Count the lines below that contain the word "high" and give only the number.

━━ Dataset content ━━

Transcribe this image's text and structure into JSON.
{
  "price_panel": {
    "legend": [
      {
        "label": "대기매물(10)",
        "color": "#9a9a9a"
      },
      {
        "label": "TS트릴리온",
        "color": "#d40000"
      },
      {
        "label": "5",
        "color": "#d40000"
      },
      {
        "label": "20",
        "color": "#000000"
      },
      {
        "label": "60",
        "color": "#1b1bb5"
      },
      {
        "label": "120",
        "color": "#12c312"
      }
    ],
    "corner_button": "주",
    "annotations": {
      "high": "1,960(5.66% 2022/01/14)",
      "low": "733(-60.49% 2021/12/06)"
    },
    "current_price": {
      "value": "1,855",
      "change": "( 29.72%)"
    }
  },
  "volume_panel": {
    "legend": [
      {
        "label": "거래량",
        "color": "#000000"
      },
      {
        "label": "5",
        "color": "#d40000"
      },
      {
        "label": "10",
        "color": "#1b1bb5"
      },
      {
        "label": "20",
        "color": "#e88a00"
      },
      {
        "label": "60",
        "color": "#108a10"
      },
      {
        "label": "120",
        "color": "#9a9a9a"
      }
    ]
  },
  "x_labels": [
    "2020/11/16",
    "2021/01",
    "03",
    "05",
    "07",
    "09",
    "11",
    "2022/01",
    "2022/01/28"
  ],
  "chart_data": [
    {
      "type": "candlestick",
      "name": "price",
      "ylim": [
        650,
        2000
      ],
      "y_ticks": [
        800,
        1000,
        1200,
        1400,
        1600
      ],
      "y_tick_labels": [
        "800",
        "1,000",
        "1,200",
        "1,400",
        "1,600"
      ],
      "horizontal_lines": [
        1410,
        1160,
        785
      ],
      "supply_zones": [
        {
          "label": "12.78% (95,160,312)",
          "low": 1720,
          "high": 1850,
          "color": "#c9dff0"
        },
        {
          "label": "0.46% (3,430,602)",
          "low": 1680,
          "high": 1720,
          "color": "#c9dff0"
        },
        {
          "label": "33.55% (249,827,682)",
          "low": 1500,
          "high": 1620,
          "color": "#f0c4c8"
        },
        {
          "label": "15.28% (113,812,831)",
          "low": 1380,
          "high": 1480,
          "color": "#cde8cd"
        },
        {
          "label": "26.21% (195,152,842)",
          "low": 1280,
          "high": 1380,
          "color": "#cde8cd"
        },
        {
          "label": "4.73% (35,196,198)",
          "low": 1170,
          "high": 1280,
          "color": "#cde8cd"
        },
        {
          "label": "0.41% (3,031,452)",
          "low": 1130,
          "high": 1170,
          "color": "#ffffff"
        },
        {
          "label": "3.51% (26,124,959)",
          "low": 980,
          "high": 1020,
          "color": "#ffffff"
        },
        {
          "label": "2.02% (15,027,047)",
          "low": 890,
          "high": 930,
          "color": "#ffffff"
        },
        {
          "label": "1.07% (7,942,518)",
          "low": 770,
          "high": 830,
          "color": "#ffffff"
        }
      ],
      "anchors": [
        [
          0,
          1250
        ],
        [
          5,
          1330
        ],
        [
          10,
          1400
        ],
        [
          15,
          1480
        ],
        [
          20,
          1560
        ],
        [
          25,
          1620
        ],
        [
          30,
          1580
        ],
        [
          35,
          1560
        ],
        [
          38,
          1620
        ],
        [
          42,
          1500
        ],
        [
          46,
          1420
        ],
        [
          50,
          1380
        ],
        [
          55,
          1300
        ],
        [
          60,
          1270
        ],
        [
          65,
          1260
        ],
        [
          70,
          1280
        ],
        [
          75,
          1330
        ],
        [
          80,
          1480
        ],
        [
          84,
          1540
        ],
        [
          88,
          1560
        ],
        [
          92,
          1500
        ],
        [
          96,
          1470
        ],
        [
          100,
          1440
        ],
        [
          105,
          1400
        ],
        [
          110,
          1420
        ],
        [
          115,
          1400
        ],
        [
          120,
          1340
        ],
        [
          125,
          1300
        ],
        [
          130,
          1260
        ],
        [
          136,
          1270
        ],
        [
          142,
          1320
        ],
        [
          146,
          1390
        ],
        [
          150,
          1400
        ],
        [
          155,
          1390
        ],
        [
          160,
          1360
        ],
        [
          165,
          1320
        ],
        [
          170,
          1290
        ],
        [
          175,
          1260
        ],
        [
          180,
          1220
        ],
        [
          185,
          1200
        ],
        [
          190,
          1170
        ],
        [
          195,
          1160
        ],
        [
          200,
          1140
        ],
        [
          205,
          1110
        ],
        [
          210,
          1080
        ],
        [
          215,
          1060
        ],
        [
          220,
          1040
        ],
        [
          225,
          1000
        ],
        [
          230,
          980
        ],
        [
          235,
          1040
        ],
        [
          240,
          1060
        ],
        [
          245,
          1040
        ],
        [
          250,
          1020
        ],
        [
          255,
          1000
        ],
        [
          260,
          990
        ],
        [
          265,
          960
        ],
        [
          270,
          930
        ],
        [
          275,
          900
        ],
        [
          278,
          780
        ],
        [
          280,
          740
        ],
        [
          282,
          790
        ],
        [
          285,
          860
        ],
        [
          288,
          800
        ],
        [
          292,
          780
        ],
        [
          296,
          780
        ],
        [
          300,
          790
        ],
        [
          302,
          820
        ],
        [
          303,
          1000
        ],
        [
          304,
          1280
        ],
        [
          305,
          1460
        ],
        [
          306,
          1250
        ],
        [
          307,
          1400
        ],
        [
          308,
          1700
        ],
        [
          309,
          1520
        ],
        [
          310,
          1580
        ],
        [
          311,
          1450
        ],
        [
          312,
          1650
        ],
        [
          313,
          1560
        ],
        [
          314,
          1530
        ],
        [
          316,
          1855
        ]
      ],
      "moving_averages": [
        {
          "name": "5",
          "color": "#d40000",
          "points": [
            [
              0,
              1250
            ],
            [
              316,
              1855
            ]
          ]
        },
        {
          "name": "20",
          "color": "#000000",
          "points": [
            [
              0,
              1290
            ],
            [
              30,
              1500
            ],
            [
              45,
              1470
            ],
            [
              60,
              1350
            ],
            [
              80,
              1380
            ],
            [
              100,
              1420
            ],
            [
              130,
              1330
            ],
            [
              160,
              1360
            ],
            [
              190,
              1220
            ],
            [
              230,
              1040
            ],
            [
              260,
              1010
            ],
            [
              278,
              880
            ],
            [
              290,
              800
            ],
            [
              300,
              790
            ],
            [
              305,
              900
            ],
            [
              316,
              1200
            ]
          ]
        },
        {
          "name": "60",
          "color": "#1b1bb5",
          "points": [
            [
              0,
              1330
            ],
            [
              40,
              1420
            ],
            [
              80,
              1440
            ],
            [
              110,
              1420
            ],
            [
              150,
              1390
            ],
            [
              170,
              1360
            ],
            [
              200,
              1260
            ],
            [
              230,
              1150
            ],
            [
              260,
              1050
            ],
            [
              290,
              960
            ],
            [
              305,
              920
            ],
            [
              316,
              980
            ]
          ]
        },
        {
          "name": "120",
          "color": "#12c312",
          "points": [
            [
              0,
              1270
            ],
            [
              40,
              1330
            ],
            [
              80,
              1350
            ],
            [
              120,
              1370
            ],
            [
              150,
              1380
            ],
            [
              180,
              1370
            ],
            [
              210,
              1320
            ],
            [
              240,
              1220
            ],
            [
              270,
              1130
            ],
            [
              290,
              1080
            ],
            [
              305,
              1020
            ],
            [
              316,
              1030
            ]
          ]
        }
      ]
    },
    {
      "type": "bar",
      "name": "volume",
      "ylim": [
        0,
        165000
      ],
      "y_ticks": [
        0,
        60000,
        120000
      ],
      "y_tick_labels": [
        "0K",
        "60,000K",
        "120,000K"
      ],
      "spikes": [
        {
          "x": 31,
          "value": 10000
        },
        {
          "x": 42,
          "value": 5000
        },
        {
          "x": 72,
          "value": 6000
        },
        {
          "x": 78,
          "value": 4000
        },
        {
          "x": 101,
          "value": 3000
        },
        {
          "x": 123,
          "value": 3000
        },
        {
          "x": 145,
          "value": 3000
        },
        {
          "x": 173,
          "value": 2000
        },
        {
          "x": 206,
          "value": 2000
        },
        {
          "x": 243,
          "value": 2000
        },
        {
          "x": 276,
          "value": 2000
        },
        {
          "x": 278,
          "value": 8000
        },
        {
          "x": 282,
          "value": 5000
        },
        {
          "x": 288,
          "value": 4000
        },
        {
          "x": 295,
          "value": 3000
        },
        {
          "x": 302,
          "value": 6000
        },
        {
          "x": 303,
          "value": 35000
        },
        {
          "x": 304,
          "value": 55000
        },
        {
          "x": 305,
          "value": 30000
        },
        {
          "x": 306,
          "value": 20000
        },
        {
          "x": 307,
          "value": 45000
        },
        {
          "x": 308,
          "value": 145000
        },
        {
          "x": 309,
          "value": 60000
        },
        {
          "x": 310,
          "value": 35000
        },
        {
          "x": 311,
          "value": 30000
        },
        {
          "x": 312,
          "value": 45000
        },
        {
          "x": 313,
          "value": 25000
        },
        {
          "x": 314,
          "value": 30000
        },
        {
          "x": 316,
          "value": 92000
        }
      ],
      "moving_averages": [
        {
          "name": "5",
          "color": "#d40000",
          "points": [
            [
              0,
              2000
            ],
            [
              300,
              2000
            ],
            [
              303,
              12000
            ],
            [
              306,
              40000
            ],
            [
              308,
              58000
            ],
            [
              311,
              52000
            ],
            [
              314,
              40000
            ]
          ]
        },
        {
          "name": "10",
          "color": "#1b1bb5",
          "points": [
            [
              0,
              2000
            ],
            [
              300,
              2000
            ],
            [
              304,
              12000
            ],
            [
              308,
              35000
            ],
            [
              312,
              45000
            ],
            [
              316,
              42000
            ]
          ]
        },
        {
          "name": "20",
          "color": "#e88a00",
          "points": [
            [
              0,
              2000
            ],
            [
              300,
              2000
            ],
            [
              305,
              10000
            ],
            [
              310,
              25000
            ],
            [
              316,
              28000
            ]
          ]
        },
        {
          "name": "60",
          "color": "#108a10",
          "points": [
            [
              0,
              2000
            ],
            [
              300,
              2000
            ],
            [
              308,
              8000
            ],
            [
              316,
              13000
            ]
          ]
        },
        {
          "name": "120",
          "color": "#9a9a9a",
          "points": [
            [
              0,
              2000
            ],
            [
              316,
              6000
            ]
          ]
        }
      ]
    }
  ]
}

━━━

> _Exercise result_:
11